__WORK TASK__. Keep the pictures out of the copy and repeat the records exactly.

__PROVIDED RECORDS__.

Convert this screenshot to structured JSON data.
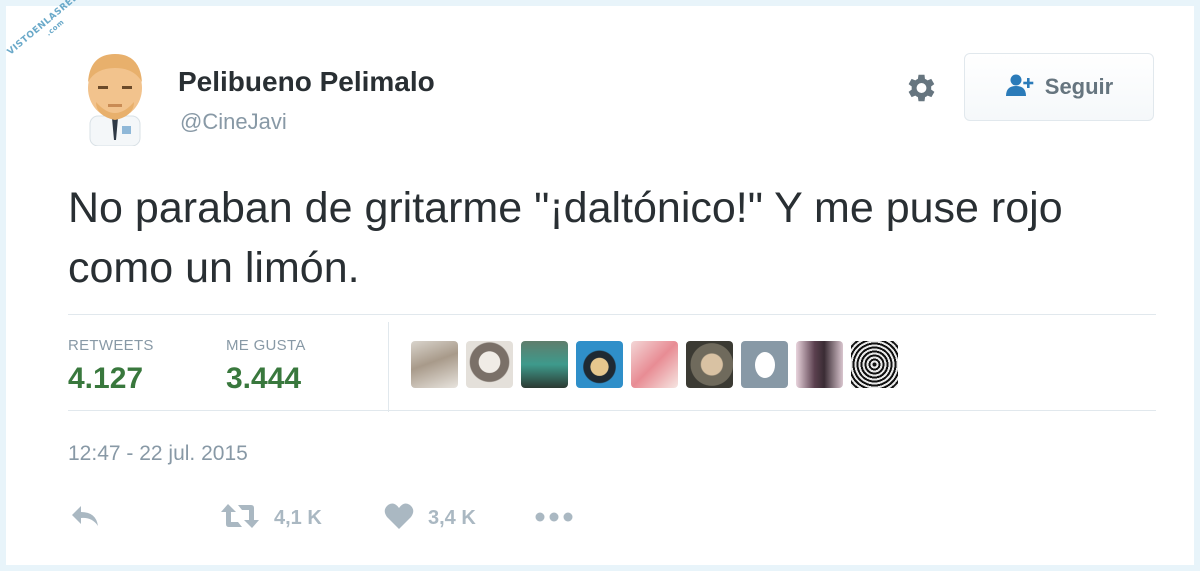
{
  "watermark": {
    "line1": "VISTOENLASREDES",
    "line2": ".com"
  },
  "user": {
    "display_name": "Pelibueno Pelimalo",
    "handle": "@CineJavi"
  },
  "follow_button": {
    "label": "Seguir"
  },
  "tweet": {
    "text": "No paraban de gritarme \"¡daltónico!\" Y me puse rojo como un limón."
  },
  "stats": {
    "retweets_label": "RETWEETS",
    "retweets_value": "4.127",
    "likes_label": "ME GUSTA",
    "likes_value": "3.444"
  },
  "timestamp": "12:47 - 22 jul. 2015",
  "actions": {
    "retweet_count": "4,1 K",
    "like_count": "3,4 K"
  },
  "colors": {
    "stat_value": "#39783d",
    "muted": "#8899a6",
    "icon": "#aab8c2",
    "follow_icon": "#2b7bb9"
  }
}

__RESPONSE__.
Convert this screenshot to structured JSON data.
{
  "watermark": {
    "line1": "VISTOENLASREDES",
    "line2": ".com"
  },
  "user": {
    "display_name": "Pelibueno Pelimalo",
    "handle": "@CineJavi"
  },
  "follow_button": {
    "label": "Seguir"
  },
  "tweet": {
    "text": "No paraban de gritarme \"¡daltónico!\" Y me puse rojo como un limón."
  },
  "stats": {
    "retweets_label": "RETWEETS",
    "retweets_value": "4.127",
    "likes_label": "ME GUSTA",
    "likes_value": "3.444"
  },
  "timestamp": "12:47 - 22 jul. 2015",
  "actions": {
    "retweet_count": "4,1 K",
    "like_count": "3,4 K"
  },
  "colors": {
    "stat_value": "#39783d",
    "muted": "#8899a6",
    "icon": "#aab8c2",
    "follow_icon": "#2b7bb9"
  }
}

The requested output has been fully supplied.